BRC was established in 1982 as the Grahamstown Rural Committee. In the early 1990s the organisation relocated its main office from Grahamstown to East London, and was renamed Border Rural Committee.
The history of BRC has been an eventful one, and many successes have been registered along the way. There are four relatively distinct periods in the organisation’s history. These are summarised as follows:
- The early 1980s: BRC (then known as GRC) assisted communities to resist apartheid-era forced removals.
- The late 1980s: BRC played a lead role in a national campaign to end forced incorporation into bantustans. In 1989 the South African government gave in to the pressure and offered the Peelton people land in South Africa. This was one of the great rural victories of the 1980s.
- The early to mid 1990s: After the end of apartheid, BRC mobilized rural communities to participate in policy discussions and processes, dealing with issues ranging from redistribution and the constitutional approach to property, to rural development and local government.

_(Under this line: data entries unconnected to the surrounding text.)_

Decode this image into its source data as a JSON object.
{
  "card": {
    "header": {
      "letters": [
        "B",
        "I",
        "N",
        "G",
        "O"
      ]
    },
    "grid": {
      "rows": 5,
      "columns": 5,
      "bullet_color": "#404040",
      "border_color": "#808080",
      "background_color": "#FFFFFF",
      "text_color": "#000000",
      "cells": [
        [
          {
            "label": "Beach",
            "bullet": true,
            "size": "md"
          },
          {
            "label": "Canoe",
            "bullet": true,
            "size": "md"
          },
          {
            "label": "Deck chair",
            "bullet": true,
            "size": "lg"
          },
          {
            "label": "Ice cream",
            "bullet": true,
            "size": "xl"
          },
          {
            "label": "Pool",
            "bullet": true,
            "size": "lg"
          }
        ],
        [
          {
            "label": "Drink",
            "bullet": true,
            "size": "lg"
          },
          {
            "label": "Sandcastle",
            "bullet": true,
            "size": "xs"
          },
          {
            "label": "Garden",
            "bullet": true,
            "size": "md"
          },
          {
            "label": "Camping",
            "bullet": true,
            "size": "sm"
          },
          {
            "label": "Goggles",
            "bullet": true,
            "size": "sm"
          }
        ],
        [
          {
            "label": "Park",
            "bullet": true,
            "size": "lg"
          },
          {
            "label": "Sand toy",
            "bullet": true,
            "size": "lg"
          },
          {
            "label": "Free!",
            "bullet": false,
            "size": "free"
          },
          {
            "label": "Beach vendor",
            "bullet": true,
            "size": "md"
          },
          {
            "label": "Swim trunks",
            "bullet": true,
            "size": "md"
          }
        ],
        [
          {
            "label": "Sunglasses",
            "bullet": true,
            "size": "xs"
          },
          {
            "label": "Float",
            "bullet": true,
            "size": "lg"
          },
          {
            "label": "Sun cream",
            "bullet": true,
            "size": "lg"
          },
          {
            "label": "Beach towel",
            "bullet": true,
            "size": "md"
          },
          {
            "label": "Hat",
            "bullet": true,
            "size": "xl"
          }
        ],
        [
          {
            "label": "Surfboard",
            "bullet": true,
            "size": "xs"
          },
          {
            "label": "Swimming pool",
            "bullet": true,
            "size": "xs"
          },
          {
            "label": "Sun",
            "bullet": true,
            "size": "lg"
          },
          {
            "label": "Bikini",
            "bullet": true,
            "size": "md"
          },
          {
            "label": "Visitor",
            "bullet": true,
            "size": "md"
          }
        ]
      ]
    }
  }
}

In the mid 1990s most of BRC’s energy in recent years has gone into implementa¬tion processes of one kind or another. However, most of these experiences exposed the limitations of government policy.
- Late 1990s to date: Because of this experience, BRC sought to identify further opportunities for advocacy work. BRC’s work in the area of ‘betterment and restitution’ is undoubtedly the highlight during this time. Milestones achieved to date in this regard have included settle¬ment of the precedent-setting Cata claim in October 2000, and the settlement of betterment claims in all other communal villages in the Keiskammahoek area in June 2002. The victory with respect to the province-wide Vulamasango Singene cam¬paign is another highlight. We anticipate that this will lead to a massive replication of the development process that has been piloted in Cata.
To sum up, BRC is an organisation that has already made an indelible mark on not only the rural areas of the Border region of the Eastern Cape, but indeed on the rural areas of South Africa.